Bull thistle (Cirsium vulgare (Savi) Tenore) is a biennial forb that was introduced to North America as a seed contaminant and is now widespread. Gumdrop-shaped flowers are pinkish to dark purple in color and 1 ½ to 2 inches in diameter. The flower bracts are somewhat tapered and covered with spines. Seeds are capped with a circle of plume-like white hairs. Leaves are alternate. In Colorado, Bull thistles are the only species that are prickly hairy on the top and are cottony-hairy on the undersides of the leaves. In mature plants the leaves extend down, clasping the stem and are divided into segments. The plant has a short, fleshy taproot with several primary roots extending from the root crown. Seed leaves are round to spatulate, and smooth.
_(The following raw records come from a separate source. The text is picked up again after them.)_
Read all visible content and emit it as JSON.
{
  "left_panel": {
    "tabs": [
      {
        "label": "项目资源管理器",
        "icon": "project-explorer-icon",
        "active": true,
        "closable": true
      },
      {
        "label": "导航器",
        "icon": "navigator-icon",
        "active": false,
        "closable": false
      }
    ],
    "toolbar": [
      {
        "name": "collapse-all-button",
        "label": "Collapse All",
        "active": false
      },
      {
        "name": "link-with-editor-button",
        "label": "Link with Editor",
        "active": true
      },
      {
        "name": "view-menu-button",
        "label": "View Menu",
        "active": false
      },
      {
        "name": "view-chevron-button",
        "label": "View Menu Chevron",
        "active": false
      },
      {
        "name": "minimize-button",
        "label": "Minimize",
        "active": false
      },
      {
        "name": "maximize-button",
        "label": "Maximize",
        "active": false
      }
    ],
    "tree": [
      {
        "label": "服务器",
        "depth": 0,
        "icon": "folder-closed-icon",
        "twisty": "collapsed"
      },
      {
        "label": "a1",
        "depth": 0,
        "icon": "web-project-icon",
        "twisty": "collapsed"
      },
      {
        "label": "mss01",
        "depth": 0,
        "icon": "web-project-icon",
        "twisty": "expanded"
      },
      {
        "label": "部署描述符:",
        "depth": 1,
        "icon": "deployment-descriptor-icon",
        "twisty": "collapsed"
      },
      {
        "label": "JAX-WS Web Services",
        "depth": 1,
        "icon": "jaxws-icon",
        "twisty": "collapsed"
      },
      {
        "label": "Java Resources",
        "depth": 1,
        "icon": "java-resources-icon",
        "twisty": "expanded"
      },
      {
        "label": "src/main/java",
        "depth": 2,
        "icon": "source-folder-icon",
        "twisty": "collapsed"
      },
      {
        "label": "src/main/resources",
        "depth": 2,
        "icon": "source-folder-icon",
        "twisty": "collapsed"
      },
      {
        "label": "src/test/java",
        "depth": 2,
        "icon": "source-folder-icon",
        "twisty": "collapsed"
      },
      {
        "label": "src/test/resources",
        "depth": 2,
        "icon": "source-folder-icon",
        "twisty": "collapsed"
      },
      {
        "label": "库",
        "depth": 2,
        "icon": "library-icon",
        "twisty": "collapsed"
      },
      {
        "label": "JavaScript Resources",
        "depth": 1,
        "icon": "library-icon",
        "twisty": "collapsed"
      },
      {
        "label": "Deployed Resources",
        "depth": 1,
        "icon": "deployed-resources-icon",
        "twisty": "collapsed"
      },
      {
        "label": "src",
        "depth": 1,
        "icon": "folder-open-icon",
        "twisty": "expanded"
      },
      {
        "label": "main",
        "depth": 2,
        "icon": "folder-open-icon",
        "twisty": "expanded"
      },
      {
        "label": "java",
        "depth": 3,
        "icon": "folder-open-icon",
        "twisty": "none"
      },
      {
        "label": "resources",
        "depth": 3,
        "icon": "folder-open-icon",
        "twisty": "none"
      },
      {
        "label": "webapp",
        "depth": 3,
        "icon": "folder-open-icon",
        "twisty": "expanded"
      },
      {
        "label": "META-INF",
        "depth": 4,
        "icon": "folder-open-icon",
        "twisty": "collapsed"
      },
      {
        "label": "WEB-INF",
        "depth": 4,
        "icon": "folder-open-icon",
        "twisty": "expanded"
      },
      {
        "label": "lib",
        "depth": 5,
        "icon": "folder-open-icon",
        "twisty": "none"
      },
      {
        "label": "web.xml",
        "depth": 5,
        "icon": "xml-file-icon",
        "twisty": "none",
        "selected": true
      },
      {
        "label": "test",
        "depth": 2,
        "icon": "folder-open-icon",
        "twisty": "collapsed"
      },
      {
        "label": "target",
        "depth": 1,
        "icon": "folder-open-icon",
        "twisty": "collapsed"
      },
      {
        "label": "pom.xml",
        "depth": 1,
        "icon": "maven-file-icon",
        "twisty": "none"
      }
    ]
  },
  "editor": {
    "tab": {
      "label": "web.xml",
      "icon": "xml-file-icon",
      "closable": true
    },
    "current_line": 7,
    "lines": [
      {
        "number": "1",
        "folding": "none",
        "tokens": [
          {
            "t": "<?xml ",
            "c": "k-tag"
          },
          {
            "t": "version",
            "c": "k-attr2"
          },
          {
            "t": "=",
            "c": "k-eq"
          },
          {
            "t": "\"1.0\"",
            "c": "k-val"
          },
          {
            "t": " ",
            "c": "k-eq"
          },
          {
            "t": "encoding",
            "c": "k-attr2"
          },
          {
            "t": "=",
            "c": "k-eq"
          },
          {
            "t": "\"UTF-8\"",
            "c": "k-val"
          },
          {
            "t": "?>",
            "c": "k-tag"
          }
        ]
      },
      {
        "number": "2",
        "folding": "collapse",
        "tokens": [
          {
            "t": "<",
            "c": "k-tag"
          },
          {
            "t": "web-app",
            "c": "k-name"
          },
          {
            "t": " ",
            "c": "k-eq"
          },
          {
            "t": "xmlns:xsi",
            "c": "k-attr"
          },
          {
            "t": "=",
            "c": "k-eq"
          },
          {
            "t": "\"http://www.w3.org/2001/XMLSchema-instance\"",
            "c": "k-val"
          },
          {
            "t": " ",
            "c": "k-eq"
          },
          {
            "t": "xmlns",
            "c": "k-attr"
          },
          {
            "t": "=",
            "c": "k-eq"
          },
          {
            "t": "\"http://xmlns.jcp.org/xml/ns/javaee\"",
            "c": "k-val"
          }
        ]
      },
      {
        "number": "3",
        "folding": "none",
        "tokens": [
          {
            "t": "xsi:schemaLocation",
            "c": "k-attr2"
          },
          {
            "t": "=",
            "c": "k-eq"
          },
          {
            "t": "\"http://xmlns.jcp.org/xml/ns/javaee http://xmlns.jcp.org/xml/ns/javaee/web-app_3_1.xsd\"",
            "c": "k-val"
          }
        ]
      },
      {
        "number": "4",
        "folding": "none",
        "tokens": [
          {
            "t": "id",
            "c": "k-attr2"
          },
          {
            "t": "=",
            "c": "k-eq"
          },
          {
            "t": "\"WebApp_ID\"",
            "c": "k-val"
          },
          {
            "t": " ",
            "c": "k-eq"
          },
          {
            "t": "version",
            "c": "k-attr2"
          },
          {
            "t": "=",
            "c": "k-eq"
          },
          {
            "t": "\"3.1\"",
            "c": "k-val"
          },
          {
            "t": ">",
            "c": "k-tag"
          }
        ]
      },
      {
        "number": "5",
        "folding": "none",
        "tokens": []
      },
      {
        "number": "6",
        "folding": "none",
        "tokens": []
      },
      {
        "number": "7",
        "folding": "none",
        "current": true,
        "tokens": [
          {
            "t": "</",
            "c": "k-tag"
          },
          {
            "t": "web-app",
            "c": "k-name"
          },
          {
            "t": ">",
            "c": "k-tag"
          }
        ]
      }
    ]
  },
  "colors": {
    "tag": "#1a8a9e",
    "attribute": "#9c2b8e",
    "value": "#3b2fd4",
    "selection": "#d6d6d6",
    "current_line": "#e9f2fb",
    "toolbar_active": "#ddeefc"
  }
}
Mature plants can produce up to 4,000 seeds per plant.
Bull Thistle Fact Sheet